“I don’t know why I have to defend the fact that I am single. I hate that I am considered weird or a freak because I am not desperately trying to find love. I don’t want to get married. I don’t want kids, and I don’t want to be trapped in a loveless relationship just because it is considered normal to be paired up.” I take deep breaths, my head swimming from lack of oxygen from my serious ranting.
“Whoa, how long have you been holding that in?” Jules asks.
“My entire life, but overhearing my cousins basically laughing at me earlier and saying I’m going to be a crazy cat lady didn’t help.”
“I’m sorry about that. Your cousins are such bitches.” I don’t need to explain it was my orange cousins; they are the only ones I ever seriously bitch about to Jules.

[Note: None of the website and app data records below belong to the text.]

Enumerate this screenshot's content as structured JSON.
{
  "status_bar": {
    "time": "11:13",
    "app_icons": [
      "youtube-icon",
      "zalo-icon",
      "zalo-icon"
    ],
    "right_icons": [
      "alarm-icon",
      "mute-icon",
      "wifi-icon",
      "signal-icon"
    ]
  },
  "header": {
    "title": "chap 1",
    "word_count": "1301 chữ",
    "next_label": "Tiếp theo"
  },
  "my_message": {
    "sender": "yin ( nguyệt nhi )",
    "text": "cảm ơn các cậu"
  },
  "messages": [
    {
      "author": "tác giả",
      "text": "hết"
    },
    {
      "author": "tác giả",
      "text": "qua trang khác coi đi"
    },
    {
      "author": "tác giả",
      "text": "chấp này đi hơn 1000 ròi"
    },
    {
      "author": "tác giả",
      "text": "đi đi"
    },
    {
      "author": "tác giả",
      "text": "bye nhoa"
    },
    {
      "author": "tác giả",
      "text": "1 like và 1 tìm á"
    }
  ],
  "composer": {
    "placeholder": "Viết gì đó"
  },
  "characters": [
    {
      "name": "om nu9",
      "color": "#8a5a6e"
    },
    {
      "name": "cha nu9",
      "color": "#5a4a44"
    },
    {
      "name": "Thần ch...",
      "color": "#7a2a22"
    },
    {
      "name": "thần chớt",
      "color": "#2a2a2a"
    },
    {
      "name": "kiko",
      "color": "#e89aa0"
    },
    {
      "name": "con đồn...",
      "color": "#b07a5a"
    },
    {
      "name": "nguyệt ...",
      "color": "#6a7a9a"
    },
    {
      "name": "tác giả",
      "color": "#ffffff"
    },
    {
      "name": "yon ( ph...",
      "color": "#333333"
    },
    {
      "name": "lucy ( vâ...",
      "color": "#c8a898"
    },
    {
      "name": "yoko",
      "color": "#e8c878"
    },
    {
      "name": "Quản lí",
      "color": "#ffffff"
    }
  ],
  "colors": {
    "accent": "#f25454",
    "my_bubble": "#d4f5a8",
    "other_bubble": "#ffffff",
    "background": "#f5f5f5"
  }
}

“I know, and I shouldn’t let their words get to me. I really couldn’t care less what they think. I just hate how society has given us all this expectation of what our lives should look like, and now, if we don’t meet it, we’re hounded over it. I don’t know the last time I had a conversation with a family member that didn’t have the mention of me being single. I’m sick of it.”
Jessica Frances was born and raised in South Australia, quite possibly born with a book in her hand already. An avid reader her whole life, a pen finally appeared in her hand and she began her journey writing her own stories. The voices in her head have not slowed down and hopefully they never will.